Additionally, a natural ice cave is accessible near the volcano, Katla. However, the ice inside this natural cave is not blue, though it still presents a unique opportunity to go ice caving during the Icelandic summer! Book the Katla ice cave tour here.
Snowmobiling in Iceland is, without doubt, one of the most unique, exhilarating and memorable activities that can be undertaken in the country, offering unprecedented access to incredible, untouched ice-caps. Unlike glacier hiking, snowmobiling does away with the need for a physical excursion, allowing you to pick up heart-thumping speeds with the flick of a wrist.
Iceland’s glaciers act as a bare white canvas for snowmobilers, and whilst a professional and experienced guide will lead you on certain routes, there is still plenty of opportunities to independently weave and carve across these great frozen expanses.
Three of the most popular ice caps for snowmobiling in Iceland are Langjökull, Mýrdalsjökull, and Vatnajökull; snowmobiling on the former is often combined with the popular Golden Circle sightseeing route—tours routinely depart from Gullfoss waterfall car park—whilst the latter two are found along the picturesque South Coast.

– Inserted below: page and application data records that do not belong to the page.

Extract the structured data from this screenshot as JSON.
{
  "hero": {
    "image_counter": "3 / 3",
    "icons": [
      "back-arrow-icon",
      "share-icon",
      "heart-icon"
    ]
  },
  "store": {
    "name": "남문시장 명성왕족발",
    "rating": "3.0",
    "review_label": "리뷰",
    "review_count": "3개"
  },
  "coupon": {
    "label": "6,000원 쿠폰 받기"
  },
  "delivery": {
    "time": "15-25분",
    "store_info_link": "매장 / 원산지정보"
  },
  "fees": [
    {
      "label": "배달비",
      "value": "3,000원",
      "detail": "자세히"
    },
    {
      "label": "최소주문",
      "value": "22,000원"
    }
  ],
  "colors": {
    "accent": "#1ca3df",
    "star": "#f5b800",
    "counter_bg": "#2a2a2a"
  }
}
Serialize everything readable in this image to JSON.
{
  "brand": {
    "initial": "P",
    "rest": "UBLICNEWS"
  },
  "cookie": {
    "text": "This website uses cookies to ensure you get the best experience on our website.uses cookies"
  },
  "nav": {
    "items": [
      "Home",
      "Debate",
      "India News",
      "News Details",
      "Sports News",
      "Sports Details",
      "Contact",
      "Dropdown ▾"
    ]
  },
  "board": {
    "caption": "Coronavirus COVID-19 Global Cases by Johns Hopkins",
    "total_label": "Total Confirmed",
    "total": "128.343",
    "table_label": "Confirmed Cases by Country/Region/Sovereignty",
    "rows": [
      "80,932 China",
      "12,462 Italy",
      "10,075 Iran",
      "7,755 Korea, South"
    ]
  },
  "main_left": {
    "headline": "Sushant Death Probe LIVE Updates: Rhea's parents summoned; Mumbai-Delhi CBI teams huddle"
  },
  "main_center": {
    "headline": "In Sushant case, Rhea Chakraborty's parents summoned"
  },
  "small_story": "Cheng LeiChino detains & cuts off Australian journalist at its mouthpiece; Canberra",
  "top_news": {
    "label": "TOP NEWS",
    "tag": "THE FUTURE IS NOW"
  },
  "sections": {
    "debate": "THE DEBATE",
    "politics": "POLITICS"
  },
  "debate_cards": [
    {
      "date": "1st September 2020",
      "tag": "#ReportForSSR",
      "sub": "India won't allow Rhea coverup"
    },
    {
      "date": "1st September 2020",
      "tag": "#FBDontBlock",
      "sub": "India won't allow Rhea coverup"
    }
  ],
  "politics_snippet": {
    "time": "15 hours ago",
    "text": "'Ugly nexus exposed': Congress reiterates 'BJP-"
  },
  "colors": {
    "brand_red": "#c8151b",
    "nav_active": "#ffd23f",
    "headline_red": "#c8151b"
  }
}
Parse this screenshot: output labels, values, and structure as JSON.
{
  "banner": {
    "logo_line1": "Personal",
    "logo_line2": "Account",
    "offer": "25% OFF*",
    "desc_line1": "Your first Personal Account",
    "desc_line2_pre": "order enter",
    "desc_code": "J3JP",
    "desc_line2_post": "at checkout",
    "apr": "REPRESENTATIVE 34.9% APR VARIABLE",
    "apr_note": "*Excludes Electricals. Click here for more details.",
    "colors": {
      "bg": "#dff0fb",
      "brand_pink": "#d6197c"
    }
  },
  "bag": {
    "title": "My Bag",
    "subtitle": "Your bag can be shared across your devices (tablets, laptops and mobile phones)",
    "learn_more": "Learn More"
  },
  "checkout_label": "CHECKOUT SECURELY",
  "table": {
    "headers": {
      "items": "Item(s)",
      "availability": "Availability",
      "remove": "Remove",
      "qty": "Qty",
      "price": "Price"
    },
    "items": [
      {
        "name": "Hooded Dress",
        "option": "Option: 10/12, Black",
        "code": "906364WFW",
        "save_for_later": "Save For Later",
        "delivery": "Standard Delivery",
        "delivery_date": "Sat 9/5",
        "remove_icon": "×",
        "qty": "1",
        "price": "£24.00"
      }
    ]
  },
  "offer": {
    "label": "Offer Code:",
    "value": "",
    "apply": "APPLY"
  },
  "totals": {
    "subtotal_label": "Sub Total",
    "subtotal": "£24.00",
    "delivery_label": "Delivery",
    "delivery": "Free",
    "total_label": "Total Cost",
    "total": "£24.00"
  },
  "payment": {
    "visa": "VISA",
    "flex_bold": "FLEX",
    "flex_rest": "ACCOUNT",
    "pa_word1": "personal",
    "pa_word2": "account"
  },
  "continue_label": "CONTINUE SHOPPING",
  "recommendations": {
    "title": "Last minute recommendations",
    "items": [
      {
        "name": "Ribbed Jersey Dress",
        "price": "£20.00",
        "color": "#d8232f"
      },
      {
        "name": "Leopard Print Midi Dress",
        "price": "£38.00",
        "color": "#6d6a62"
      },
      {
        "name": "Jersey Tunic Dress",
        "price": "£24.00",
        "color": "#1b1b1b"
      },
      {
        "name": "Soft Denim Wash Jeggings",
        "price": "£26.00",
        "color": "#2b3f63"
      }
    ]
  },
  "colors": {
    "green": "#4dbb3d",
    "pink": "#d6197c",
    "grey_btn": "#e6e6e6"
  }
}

On a side note, Vatnajökull is Europe’s largest glacier, covering approximately 8% of Iceland’s land area, which makes it one of the optimum locations for snowmobiling on the continent. It is possible to go snowmobiling from Iceland's unofficial northern capital, Akureyri, or alternatively, in the mystical 'Troll's Peninsula,' Tröllaskagi.
What will be your unique experience in Iceland? Have you composed your own bucket list? Let us know in the comments below!